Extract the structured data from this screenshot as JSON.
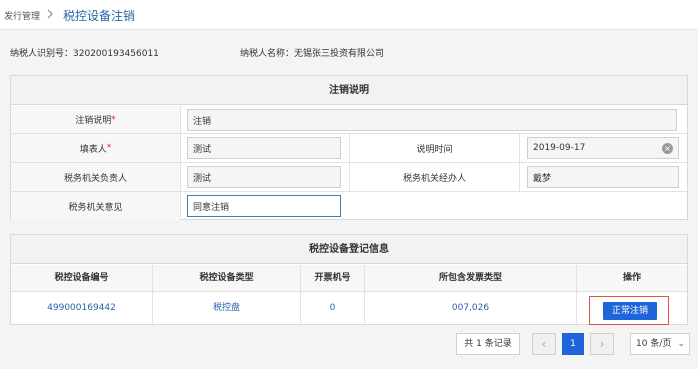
{
  "breadcrumb": {
    "parent": "发行管理",
    "current": "税控设备注销"
  },
  "taxpayer": {
    "id_label": "纳税人识别号：",
    "id_value": "320200193456011",
    "name_label": "纳税人名称：",
    "name_value": "无锡张三投资有限公司"
  },
  "cancel_section": {
    "title": "注销说明",
    "reason_label": "注销说明",
    "reason_value": "注销",
    "filler_label": "填表人",
    "filler_value": "测试",
    "time_label": "说明时间",
    "time_value": "2019-09-17",
    "officer_label": "税务机关负责人",
    "officer_value": "测试",
    "handler_label": "税务机关经办人",
    "handler_value": "戴梦",
    "opinion_label": "税务机关意见",
    "opinion_value": "同意注销",
    "required_mark": "*"
  },
  "device_section": {
    "title": "税控设备登记信息",
    "columns": [
      "税控设备编号",
      "税控设备类型",
      "开票机号",
      "所包含发票类型",
      "操作"
    ],
    "rows": [
      {
        "device_no": "499000169442",
        "device_type": "税控盘",
        "machine_no": "0",
        "invoice_types": "007,026",
        "action": "正常注销"
      }
    ]
  },
  "pagination": {
    "total": "共 1 条记录",
    "current_page": "1",
    "prev": "‹",
    "next": "›",
    "page_size": "10 条/页"
  },
  "colors": {
    "accent": "#1f64d8",
    "link": "#2a63a8",
    "required": "#e02020",
    "highlight": "#e05252"
  }
}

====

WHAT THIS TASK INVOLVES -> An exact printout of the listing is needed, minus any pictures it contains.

SOLUTION FOR THIS EXERCISE ->
Extract the structured data from this screenshot as JSON.
{
  "breadcrumb": {
    "parent": "发行管理",
    "current": "税控设备注销"
  },
  "taxpayer": {
    "id_label": "纳税人识别号：",
    "id_value": "320200193456011",
    "name_label": "纳税人名称：",
    "name_value": "无锡张三投资有限公司"
  },
  "cancel_section": {
    "title": "注销说明",
    "reason_label": "注销说明",
    "reason_value": "注销",
    "filler_label": "填表人",
    "filler_value": "测试",
    "time_label": "说明时间",
    "time_value": "2019-09-17",
    "officer_label": "税务机关负责人",
    "officer_value": "测试",
    "handler_label": "税务机关经办人",
    "handler_value": "戴梦",
    "opinion_label": "税务机关意见",
    "opinion_value": "同意注销",
    "required_mark": "*"
  },
  "device_section": {
    "title": "税控设备登记信息",
    "columns": [
      "税控设备编号",
      "税控设备类型",
      "开票机号",
      "所包含发票类型",
      "操作"
    ],
    "rows": [
      {
        "device_no": "499000169442",
        "device_type": "税控盘",
        "machine_no": "0",
        "invoice_types": "007,026",
        "action": "正常注销"
      }
    ]
  },
  "pagination": {
    "total": "共 1 条记录",
    "current_page": "1",
    "prev": "‹",
    "next": "›",
    "page_size": "10 条/页"
  },
  "colors": {
    "accent": "#1f64d8",
    "link": "#2a63a8",
    "required": "#e02020",
    "highlight": "#e05252"
  }
}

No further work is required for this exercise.